Cisco Support Community
cancel
Showing results for 
Search instead for 
Did you mean: 
New Member

BGP - Can you advertise the same public IP range from two different locations? (not at the same time)

Our main DC site has a /25 public IP range (starting with 207.x.x.x), and our DR site has a /26 public IP range (starting with 209.x.x.x). Both are assigned from the same ISP, and are advertised back out with BGP. There is a distance of about 50 miles between the two locations. We also have a PTP circuit between the two sites.

 

I noticed on the ASA that some static NAT rules at the DR site use the DC public IP range. The edge routers at both locations are advertising both public IP ranges, but prepend the AS path of the opposing public IPs. I'm assuming this was done for a DR scenario and that the line of thinking is that the DR site would assume the DC public IPs through BGP advertisement.

 

Would this even work?  I was under the impression that even though we are advertising the assigned IPs back to the provider, that the IP ranges are somewhat locally assigned. I realize this would work if we actually "owned" our IP ranges, but this is not the case.

1 ACCEPTED SOLUTION

Accepted Solutions
Hall of Fame Super Silver

There are probably aspects of

There are probably aspects of your situation that I do not yet understand. But it seems to me that what you describe would work ok. You have two sites advertising two prefixes and prepending the prefix associated with the other site. You are advertising prefixes assigned to you back to the ISP who assigned them.

 

So in normal operation the ISP will receive two advertisements for each prefix with one advertisement having a longer AS path than the other. The ISP will choose the shorter AS path, and traffic will flow to the site with which the prefix is associated. But if one site goes down then the ISP receives two advertisements, one with a longer AS path, and will forward both prefixes to the site that is still up.

 

Why would this not work?

 

HTH

 

Rick

5 REPLIES
Hall of Fame Super Silver

There are probably aspects of

There are probably aspects of your situation that I do not yet understand. But it seems to me that what you describe would work ok. You have two sites advertising two prefixes and prepending the prefix associated with the other site. You are advertising prefixes assigned to you back to the ISP who assigned them.

 

So in normal operation the ISP will receive two advertisements for each prefix with one advertisement having a longer AS path than the other. The ISP will choose the shorter AS path, and traffic will flow to the site with which the prefix is associated. But if one site goes down then the ISP receives two advertisements, one with a longer AS path, and will forward both prefixes to the site that is still up.

 

Why would this not work?

 

HTH

 

Rick

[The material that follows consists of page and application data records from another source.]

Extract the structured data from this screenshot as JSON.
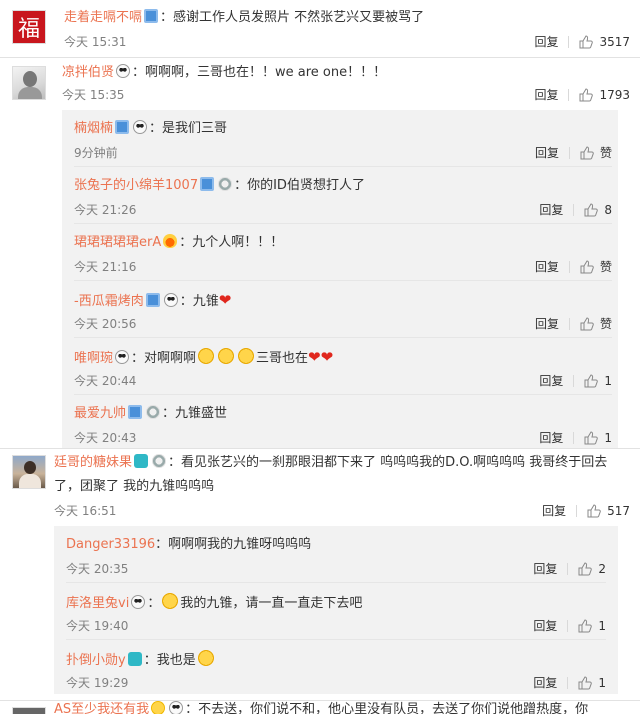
{
  "comments": [
    {
      "name": "走着走嗝不嗝",
      "text": "：感谢工作人员发照片 不然张艺兴又要被骂了",
      "time": "今天 15:31",
      "reply": "回复",
      "likes": "3517",
      "avatar_char": "福"
    },
    {
      "name": "凉拌伯贤",
      "text": "：啊啊啊，三哥也在！！we are  one！！！",
      "time": "今天 15:35",
      "reply": "回复",
      "likes": "1793",
      "replies": [
        {
          "name": "楠烟楠",
          "text": "：是我们三哥",
          "time": "9分钟前",
          "reply": "回复",
          "likes": "赞"
        },
        {
          "name": "张兔子的小绵羊1007",
          "text": "：你的ID伯贤想打人了",
          "time": "今天 21:26",
          "reply": "回复",
          "likes": "8"
        },
        {
          "name": "珺珺珺珺珺erA",
          "text": "：九个人啊！！！",
          "time": "今天 21:16",
          "reply": "回复",
          "likes": "赞"
        },
        {
          "name": "-西瓜霜烤肉",
          "text": "：九锥",
          "time": "今天 20:56",
          "reply": "回复",
          "likes": "赞"
        },
        {
          "name": "唯啊琬",
          "text": "：对啊啊啊",
          "text2": "三哥也在",
          "time": "今天 20:44",
          "reply": "回复",
          "likes": "1"
        },
        {
          "name": "最爱九帅",
          "text": "：九锥盛世",
          "time": "今天 20:43",
          "reply": "回复",
          "likes": "1"
        }
      ]
    },
    {
      "name": "廷哥的糖妹果",
      "text": "：看见张艺兴的一刹那眼泪都下来了 呜呜呜我的D.O.啊呜呜呜 我哥终于回去",
      "text_line2": "了，团聚了 我的九锥呜呜呜",
      "time": "今天 16:51",
      "reply": "回复",
      "likes": "517",
      "replies": [
        {
          "name": "Danger33196",
          "text": "：啊啊啊我的九锥呀呜呜呜",
          "time": "今天 20:35",
          "reply": "回复",
          "likes": "2"
        },
        {
          "name": "库洛里兔vi",
          "text": "我的九锥，请一直一直走下去吧",
          "time": "今天 19:40",
          "reply": "回复",
          "likes": "1"
        },
        {
          "name": "扑倒小勋y",
          "text": "：我也是",
          "time": "今天 19:29",
          "reply": "回复",
          "likes": "1"
        }
      ]
    },
    {
      "name": "AS至少我还有我",
      "text": "：不去送，你们说不和，他心里没有队员，去送了你们说他蹭热度，你"
    }
  ],
  "colors": {
    "name": "#eb7350",
    "time": "#808080",
    "sub_bg": "#f2f2f2",
    "heart": "#e0271d"
  }
}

New Member

I agree that it would work in

You described out situation accurately.

I agree that it would work in theory, but I figured the advertisements might be affected by the summarization of the routes at the ISP level.  If our ISP advertises the 209 prefix for a particular geographic location and the 207 prefix at another geographic location, wouldn't that cause an issue if we tried to advertise an IP that is associated with the other location, due to route summarization?

 

I have also read that most ISPs tend to filter advertised routes that are smaller than a /22. Even if our ISP advertised our /25 routes, other ISPs would filter them out.

 

All that being said, I really don't know that it wouldn't work until we test it.

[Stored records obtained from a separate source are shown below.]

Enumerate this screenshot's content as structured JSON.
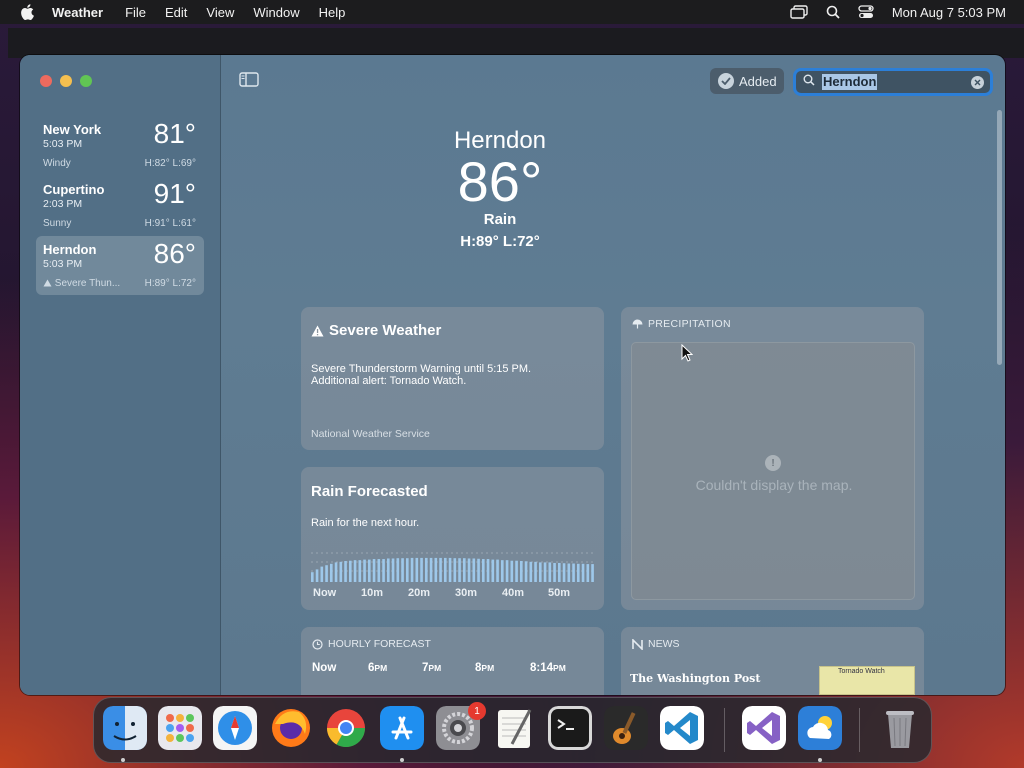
{
  "menubar": {
    "app_name": "Weather",
    "items": [
      "File",
      "Edit",
      "View",
      "Window",
      "Help"
    ],
    "clock": "Mon Aug 7  5:03 PM"
  },
  "sidebar": {
    "cities": [
      {
        "name": "New York",
        "time": "5:03 PM",
        "temp": "81°",
        "condition": "Windy",
        "hilo": "H:82°  L:69°"
      },
      {
        "name": "Cupertino",
        "time": "2:03 PM",
        "temp": "91°",
        "condition": "Sunny",
        "hilo": "H:91°  L:61°"
      },
      {
        "name": "Herndon",
        "time": "5:03 PM",
        "temp": "86°",
        "condition": "Severe Thun...",
        "hilo": "H:89°  L:72°"
      }
    ]
  },
  "toolbar": {
    "added_label": "Added",
    "search_value": "Herndon"
  },
  "current": {
    "city": "Herndon",
    "temp": "86°",
    "condition": "Rain",
    "hilo": "H:89°  L:72°"
  },
  "severe": {
    "title": "Severe Weather",
    "line1": "Severe Thunderstorm Warning until 5:15 PM.",
    "line2": "Additional alert: Tornado Watch.",
    "source": "National Weather Service"
  },
  "rain": {
    "title": "Rain Forecasted",
    "desc": "Rain for the next hour.",
    "ticks": [
      "Now",
      "10m",
      "20m",
      "30m",
      "40m",
      "50m"
    ],
    "intensity": [
      0.35,
      0.45,
      0.55,
      0.6,
      0.65,
      0.7,
      0.72,
      0.75,
      0.76,
      0.78,
      0.78,
      0.8,
      0.8,
      0.82,
      0.82,
      0.82,
      0.84,
      0.84,
      0.85,
      0.85,
      0.85,
      0.86,
      0.86,
      0.86,
      0.86,
      0.86,
      0.86,
      0.86,
      0.86,
      0.86,
      0.85,
      0.85,
      0.85,
      0.84,
      0.84,
      0.83,
      0.82,
      0.82,
      0.8,
      0.8,
      0.78,
      0.78,
      0.76,
      0.76,
      0.75,
      0.74,
      0.72,
      0.72,
      0.7,
      0.7,
      0.7,
      0.68,
      0.68,
      0.67,
      0.66,
      0.66,
      0.65,
      0.65,
      0.64,
      0.64
    ]
  },
  "precipitation": {
    "header": "PRECIPITATION",
    "message": "Couldn't display the map."
  },
  "hourly": {
    "header": "HOURLY FORECAST",
    "hours": [
      {
        "t": "Now",
        "s": ""
      },
      {
        "t": "6",
        "s": "PM"
      },
      {
        "t": "7",
        "s": "PM"
      },
      {
        "t": "8",
        "s": "PM"
      },
      {
        "t": "8:14",
        "s": "PM"
      }
    ]
  },
  "news": {
    "header": "NEWS",
    "publisher": "The Washington Post",
    "thumb_text": "Tornado Watch"
  },
  "dock": {
    "apps": [
      "Finder",
      "Launchpad",
      "Safari",
      "Firefox",
      "Chrome",
      "App Store",
      "System Settings",
      "TextEdit",
      "Terminal",
      "GarageBand",
      "Visual Studio Code",
      "Visual Studio",
      "Weather",
      "Trash"
    ],
    "settings_badge": "1"
  },
  "colors": {
    "accent": "#2c7fd8",
    "window_bg": "#5b7991",
    "rain_bar": "#9ec8ea"
  }
}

Hall of Fame Super Silver

Summarization at the ISP

Summarization at the ISP level is a good thing (and is what will allow your routes to work since a /25 and a /26 are too small to advertise into the Internet). But you advertise your prefixes to the ISP, the ISP summarizes and advertises the summaries to its upstream. And now the whole Internet knows how to get to 207.x.x.x

 

I do not understand your comment about advertising into geographic locations. How does it cause an issue if you advertise an IP that is associated with the other location? If the locations were completely separate it would be a problem to advertise the IP associated with the other location. But your description says that there is a PTP link between the locations. So if the ISP did forward a packet with destination address 207.x.x.x to your DR site, your PTP link would allow you to forward it to the correct place would it not?

 

HTH

 

Rick

New Member

As far as I understand 207

As far as I understand 207 and 209 nets are owned by your ISP (not by you, I mean that from IANA point of view are PA nets) ) and this ISP is the only one announcing towards the internet, hence I do not see any problem (also because nets smaller than /24 on internet are not announced).

Internally your ISP will know /27 and /29 hence it will route in the right location.

On internet all the world will now these nets as /22 (or whatelse) and will route always towards your ISP partner.

Which is the problem ?

HTH

New Member

Thanks for the explanation. I

Thanks for the explanation. I guess it was my misunderstanding of BGP. I thought that if other ISPs would filter out our routes, then no traffic could get back. I now see that they would send the traffic to the AS assigned to my ISP, and my ISP would know how to route the traffic to us.

 

Appreciate the help.

1422
Views
5
Helpful
5
Replies
CreatePlease to create content